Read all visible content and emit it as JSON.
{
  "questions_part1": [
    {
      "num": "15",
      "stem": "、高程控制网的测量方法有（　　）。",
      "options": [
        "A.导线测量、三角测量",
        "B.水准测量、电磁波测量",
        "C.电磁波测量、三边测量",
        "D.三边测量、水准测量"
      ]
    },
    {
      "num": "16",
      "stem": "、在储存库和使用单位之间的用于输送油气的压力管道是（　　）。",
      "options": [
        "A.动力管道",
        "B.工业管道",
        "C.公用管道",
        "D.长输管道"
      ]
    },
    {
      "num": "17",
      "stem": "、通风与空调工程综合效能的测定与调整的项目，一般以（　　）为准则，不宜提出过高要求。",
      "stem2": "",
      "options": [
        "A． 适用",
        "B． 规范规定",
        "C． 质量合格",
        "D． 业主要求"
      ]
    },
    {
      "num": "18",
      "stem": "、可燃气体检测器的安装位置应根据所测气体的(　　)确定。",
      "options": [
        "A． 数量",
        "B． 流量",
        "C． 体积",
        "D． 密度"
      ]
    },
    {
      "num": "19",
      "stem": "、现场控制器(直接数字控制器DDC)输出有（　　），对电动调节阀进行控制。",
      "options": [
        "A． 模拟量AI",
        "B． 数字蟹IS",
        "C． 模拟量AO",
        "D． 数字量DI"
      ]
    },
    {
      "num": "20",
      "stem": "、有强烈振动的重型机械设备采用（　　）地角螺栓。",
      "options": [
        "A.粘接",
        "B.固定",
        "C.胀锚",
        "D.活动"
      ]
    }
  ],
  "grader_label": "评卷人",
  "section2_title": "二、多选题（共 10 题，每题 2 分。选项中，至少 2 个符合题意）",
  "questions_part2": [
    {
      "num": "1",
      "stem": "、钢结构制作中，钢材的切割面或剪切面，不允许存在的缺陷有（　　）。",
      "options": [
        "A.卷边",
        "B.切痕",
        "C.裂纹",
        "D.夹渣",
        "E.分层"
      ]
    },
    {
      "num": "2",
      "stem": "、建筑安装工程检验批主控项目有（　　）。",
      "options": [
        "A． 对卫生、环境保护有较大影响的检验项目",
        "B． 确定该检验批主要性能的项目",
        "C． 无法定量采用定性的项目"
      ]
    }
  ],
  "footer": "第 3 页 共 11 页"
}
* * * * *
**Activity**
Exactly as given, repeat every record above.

**Response**
Read all visible content and emit it as JSON.
{
  "questions_part1": [
    {
      "num": "15",
      "stem": "、高程控制网的测量方法有（　　）。",
      "options": [
        "A.导线测量、三角测量",
        "B.水准测量、电磁波测量",
        "C.电磁波测量、三边测量",
        "D.三边测量、水准测量"
      ]
    },
    {
      "num": "16",
      "stem": "、在储存库和使用单位之间的用于输送油气的压力管道是（　　）。",
      "options": [
        "A.动力管道",
        "B.工业管道",
        "C.公用管道",
        "D.长输管道"
      ]
    },
    {
      "num": "17",
      "stem": "、通风与空调工程综合效能的测定与调整的项目，一般以（　　）为准则，不宜提出过高要求。",
      "stem2": "",
      "options": [
        "A． 适用",
        "B． 规范规定",
        "C． 质量合格",
        "D． 业主要求"
      ]
    },
    {
      "num": "18",
      "stem": "、可燃气体检测器的安装位置应根据所测气体的(　　)确定。",
      "options": [
        "A． 数量",
        "B． 流量",
        "C． 体积",
        "D． 密度"
      ]
    },
    {
      "num": "19",
      "stem": "、现场控制器(直接数字控制器DDC)输出有（　　），对电动调节阀进行控制。",
      "options": [
        "A． 模拟量AI",
        "B． 数字蟹IS",
        "C． 模拟量AO",
        "D． 数字量DI"
      ]
    },
    {
      "num": "20",
      "stem": "、有强烈振动的重型机械设备采用（　　）地角螺栓。",
      "options": [
        "A.粘接",
        "B.固定",
        "C.胀锚",
        "D.活动"
      ]
    }
  ],
  "grader_label": "评卷人",
  "section2_title": "二、多选题（共 10 题，每题 2 分。选项中，至少 2 个符合题意）",
  "questions_part2": [
    {
      "num": "1",
      "stem": "、钢结构制作中，钢材的切割面或剪切面，不允许存在的缺陷有（　　）。",
      "options": [
        "A.卷边",
        "B.切痕",
        "C.裂纹",
        "D.夹渣",
        "E.分层"
      ]
    },
    {
      "num": "2",
      "stem": "、建筑安装工程检验批主控项目有（　　）。",
      "options": [
        "A． 对卫生、环境保护有较大影响的检验项目",
        "B． 确定该检验批主要性能的项目",
        "C． 无法定量采用定性的项目"
      ]
    }
  ],
  "footer": "第 3 页 共 11 页"
}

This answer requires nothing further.